Collection entries
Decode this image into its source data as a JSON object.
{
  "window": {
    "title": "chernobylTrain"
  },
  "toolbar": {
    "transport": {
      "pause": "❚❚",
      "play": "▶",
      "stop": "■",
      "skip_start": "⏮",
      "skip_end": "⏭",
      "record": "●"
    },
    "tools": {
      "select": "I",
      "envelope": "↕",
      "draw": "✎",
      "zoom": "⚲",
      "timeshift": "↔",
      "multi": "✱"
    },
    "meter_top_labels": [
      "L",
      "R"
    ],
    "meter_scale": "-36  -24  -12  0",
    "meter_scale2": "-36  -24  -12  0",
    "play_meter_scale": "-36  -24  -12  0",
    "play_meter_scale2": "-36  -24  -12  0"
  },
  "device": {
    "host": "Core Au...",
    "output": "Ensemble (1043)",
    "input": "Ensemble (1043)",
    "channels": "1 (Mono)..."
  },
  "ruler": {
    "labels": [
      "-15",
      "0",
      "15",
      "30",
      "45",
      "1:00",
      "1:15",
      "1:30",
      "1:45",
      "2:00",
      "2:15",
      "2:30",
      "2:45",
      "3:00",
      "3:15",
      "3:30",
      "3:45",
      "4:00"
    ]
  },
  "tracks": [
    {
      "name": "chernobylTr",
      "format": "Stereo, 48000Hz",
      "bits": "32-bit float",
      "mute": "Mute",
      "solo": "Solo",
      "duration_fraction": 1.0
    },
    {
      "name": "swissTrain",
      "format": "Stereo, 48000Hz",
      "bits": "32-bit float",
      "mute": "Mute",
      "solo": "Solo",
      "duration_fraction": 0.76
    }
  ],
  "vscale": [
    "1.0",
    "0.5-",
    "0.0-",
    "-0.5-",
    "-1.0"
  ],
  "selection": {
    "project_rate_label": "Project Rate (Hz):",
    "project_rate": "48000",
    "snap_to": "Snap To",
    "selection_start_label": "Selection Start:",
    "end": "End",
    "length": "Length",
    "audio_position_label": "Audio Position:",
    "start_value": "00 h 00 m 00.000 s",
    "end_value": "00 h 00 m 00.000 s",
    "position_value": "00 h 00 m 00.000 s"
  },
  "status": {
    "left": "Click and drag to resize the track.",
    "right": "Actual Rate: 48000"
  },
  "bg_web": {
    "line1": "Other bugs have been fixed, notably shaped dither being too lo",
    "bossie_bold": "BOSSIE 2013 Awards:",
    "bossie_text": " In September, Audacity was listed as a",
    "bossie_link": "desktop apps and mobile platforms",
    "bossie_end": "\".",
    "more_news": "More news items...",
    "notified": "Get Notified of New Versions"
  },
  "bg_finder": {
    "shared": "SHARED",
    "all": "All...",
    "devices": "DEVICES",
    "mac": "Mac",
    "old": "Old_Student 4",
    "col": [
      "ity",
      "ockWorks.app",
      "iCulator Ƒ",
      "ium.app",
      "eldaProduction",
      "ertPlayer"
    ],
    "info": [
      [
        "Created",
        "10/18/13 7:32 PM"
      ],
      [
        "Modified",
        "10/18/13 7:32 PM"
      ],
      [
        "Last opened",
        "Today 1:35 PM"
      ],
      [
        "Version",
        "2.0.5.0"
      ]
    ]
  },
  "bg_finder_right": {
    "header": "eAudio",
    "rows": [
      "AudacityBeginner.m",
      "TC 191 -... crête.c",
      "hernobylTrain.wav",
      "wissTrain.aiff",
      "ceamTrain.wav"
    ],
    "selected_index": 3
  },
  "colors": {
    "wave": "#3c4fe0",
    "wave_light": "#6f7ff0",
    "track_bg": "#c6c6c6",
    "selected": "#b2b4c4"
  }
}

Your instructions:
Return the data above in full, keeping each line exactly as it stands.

Your response:
Decode this image into its source data as a JSON object.
{
  "window": {
    "title": "chernobylTrain"
  },
  "toolbar": {
    "transport": {
      "pause": "❚❚",
      "play": "▶",
      "stop": "■",
      "skip_start": "⏮",
      "skip_end": "⏭",
      "record": "●"
    },
    "tools": {
      "select": "I",
      "envelope": "↕",
      "draw": "✎",
      "zoom": "⚲",
      "timeshift": "↔",
      "multi": "✱"
    },
    "meter_top_labels": [
      "L",
      "R"
    ],
    "meter_scale": "-36  -24  -12  0",
    "meter_scale2": "-36  -24  -12  0",
    "play_meter_scale": "-36  -24  -12  0",
    "play_meter_scale2": "-36  -24  -12  0"
  },
  "device": {
    "host": "Core Au...",
    "output": "Ensemble (1043)",
    "input": "Ensemble (1043)",
    "channels": "1 (Mono)..."
  },
  "ruler": {
    "labels": [
      "-15",
      "0",
      "15",
      "30",
      "45",
      "1:00",
      "1:15",
      "1:30",
      "1:45",
      "2:00",
      "2:15",
      "2:30",
      "2:45",
      "3:00",
      "3:15",
      "3:30",
      "3:45",
      "4:00"
    ]
  },
  "tracks": [
    {
      "name": "chernobylTr",
      "format": "Stereo, 48000Hz",
      "bits": "32-bit float",
      "mute": "Mute",
      "solo": "Solo",
      "duration_fraction": 1.0
    },
    {
      "name": "swissTrain",
      "format": "Stereo, 48000Hz",
      "bits": "32-bit float",
      "mute": "Mute",
      "solo": "Solo",
      "duration_fraction": 0.76
    }
  ],
  "vscale": [
    "1.0",
    "0.5-",
    "0.0-",
    "-0.5-",
    "-1.0"
  ],
  "selection": {
    "project_rate_label": "Project Rate (Hz):",
    "project_rate": "48000",
    "snap_to": "Snap To",
    "selection_start_label": "Selection Start:",
    "end": "End",
    "length": "Length",
    "audio_position_label": "Audio Position:",
    "start_value": "00 h 00 m 00.000 s",
    "end_value": "00 h 00 m 00.000 s",
    "position_value": "00 h 00 m 00.000 s"
  },
  "status": {
    "left": "Click and drag to resize the track.",
    "right": "Actual Rate: 48000"
  },
  "bg_web": {
    "line1": "Other bugs have been fixed, notably shaped dither being too lo",
    "bossie_bold": "BOSSIE 2013 Awards:",
    "bossie_text": " In September, Audacity was listed as a",
    "bossie_link": "desktop apps and mobile platforms",
    "bossie_end": "\".",
    "more_news": "More news items...",
    "notified": "Get Notified of New Versions"
  },
  "bg_finder": {
    "shared": "SHARED",
    "all": "All...",
    "devices": "DEVICES",
    "mac": "Mac",
    "old": "Old_Student 4",
    "col": [
      "ity",
      "ockWorks.app",
      "iCulator Ƒ",
      "ium.app",
      "eldaProduction",
      "ertPlayer"
    ],
    "info": [
      [
        "Created",
        "10/18/13 7:32 PM"
      ],
      [
        "Modified",
        "10/18/13 7:32 PM"
      ],
      [
        "Last opened",
        "Today 1:35 PM"
      ],
      [
        "Version",
        "2.0.5.0"
      ]
    ]
  },
  "bg_finder_right": {
    "header": "eAudio",
    "rows": [
      "AudacityBeginner.m",
      "TC 191 -... crête.c",
      "hernobylTrain.wav",
      "wissTrain.aiff",
      "ceamTrain.wav"
    ],
    "selected_index": 3
  },
  "colors": {
    "wave": "#3c4fe0",
    "wave_light": "#6f7ff0",
    "track_bg": "#c6c6c6",
    "selected": "#b2b4c4"
  }
}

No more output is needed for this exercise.